* _Exercise directions_: From the entries below, work out how many lines contain the string "plus"; answer with the number alone.

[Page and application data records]
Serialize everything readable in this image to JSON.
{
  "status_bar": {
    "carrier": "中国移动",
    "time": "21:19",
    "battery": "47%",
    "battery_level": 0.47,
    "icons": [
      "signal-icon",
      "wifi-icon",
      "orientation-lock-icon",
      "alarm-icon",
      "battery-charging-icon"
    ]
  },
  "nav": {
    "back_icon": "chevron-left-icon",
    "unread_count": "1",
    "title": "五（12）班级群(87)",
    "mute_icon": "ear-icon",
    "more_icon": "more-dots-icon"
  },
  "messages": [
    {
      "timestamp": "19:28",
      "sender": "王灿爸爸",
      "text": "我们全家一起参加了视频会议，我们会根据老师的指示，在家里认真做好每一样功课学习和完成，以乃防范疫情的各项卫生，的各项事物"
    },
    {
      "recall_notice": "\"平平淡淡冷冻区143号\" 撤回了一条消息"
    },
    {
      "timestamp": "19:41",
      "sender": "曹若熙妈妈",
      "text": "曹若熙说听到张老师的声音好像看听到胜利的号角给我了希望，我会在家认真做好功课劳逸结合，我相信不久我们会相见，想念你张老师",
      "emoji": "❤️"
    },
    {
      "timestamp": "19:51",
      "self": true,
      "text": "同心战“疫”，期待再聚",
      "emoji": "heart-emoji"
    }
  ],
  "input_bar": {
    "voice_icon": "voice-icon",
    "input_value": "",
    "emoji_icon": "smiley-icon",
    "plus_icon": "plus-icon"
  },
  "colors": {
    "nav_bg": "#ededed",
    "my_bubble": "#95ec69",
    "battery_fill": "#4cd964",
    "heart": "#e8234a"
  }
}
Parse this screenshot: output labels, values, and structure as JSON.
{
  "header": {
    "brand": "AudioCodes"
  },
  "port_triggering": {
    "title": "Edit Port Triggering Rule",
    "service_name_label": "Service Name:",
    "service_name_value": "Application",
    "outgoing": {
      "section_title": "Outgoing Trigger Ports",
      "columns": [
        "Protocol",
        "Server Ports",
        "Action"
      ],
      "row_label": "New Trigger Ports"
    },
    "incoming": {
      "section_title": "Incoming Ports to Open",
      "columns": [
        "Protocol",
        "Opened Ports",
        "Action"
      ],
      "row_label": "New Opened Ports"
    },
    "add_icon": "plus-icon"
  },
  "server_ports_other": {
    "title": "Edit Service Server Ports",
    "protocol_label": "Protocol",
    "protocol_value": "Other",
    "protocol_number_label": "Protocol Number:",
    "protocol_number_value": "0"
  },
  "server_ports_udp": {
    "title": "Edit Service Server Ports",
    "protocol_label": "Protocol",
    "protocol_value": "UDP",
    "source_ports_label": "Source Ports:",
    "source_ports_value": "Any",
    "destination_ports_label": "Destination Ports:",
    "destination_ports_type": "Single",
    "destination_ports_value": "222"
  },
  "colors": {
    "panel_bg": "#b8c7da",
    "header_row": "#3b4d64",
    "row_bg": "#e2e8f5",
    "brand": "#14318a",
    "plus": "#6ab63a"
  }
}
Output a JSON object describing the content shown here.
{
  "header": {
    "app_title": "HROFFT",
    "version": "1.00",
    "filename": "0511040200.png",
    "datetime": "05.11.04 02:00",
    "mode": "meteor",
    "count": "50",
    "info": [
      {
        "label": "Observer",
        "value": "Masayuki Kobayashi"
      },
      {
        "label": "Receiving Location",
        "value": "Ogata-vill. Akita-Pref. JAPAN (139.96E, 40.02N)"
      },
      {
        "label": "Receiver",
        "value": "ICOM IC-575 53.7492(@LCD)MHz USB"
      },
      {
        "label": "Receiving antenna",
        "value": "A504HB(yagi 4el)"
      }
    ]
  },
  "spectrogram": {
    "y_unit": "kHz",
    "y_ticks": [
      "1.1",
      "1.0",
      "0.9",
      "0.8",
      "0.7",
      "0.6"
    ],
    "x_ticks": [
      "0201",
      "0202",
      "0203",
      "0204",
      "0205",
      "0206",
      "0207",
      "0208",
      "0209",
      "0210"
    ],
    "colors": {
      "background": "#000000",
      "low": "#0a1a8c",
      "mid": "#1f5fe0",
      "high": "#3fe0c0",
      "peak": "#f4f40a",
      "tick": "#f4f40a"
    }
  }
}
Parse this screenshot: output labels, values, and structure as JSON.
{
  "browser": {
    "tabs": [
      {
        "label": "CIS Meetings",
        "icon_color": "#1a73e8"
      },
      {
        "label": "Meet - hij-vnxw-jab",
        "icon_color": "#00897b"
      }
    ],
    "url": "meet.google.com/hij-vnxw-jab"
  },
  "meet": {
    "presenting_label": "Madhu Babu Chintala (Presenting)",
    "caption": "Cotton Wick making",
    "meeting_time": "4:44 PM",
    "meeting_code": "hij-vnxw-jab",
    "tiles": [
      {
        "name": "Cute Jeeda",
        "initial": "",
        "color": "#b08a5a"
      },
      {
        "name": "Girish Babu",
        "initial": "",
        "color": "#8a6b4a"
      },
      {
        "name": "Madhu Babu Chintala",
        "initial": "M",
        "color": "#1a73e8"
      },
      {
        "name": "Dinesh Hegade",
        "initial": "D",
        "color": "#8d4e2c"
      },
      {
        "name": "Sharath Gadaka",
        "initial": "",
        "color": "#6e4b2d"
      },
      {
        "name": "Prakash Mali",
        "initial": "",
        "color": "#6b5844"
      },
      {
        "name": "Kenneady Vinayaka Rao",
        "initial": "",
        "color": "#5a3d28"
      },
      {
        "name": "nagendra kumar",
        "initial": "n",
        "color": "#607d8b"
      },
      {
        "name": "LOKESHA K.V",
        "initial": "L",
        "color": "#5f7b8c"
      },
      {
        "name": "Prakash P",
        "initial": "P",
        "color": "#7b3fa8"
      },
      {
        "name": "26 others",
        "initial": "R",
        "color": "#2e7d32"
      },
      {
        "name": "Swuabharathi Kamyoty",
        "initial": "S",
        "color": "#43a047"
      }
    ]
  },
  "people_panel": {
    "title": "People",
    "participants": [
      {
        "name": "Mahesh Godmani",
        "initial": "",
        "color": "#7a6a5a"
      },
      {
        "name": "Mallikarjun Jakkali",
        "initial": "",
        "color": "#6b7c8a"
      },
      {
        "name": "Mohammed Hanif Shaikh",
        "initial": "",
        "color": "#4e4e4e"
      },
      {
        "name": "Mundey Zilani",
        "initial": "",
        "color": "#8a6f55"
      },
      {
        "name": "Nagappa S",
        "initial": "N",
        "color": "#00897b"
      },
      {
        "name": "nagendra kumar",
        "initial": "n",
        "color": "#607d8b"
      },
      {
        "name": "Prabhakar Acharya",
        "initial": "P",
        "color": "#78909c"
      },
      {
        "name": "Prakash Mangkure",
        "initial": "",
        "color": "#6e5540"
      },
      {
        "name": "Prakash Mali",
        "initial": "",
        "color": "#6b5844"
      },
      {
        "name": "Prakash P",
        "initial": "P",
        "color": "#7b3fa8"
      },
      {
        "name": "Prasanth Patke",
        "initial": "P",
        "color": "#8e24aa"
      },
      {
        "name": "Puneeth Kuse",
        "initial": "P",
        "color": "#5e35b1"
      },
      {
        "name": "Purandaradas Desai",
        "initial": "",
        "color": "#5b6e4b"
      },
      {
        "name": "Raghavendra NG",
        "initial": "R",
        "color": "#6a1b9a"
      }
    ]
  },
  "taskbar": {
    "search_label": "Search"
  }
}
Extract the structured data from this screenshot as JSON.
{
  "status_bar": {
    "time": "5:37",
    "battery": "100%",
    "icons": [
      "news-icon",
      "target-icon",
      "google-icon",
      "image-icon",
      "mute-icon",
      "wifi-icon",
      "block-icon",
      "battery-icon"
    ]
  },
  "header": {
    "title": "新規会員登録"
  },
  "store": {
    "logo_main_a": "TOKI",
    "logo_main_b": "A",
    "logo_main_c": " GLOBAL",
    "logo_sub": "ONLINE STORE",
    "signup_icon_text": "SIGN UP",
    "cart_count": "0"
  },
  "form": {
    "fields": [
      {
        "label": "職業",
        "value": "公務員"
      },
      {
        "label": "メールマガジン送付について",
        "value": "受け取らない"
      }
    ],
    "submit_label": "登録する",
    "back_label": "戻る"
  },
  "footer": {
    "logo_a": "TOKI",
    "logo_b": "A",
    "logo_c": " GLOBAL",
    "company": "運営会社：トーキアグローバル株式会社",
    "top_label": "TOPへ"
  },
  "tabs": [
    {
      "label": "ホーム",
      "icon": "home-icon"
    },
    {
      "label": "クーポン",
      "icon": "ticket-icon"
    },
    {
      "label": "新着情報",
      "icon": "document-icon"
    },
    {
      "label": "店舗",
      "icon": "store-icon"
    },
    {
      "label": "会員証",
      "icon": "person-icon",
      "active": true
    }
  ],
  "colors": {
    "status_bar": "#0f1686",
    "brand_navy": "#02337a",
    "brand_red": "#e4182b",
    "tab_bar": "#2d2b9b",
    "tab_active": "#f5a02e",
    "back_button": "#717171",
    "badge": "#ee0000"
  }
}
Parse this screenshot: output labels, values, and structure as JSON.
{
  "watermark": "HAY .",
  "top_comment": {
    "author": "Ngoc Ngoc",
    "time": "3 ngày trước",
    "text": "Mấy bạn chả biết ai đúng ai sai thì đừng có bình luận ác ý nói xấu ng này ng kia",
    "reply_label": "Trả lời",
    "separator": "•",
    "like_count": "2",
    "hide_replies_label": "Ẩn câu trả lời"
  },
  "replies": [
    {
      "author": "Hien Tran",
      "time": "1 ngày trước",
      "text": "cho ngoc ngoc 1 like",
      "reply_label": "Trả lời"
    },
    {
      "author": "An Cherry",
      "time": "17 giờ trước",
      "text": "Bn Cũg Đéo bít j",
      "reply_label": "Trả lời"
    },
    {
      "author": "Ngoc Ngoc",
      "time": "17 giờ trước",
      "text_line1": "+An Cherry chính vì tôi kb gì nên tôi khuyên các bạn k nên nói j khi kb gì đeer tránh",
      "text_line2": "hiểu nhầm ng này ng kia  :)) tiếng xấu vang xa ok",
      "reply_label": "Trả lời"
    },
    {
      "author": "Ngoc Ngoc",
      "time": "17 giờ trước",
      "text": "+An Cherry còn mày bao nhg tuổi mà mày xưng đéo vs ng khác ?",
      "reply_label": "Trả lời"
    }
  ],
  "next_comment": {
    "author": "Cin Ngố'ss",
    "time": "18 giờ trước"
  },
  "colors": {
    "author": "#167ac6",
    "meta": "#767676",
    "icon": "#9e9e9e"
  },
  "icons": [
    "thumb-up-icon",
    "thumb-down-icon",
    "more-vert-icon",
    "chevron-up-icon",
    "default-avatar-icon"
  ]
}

* _Answer for this exercise_: 3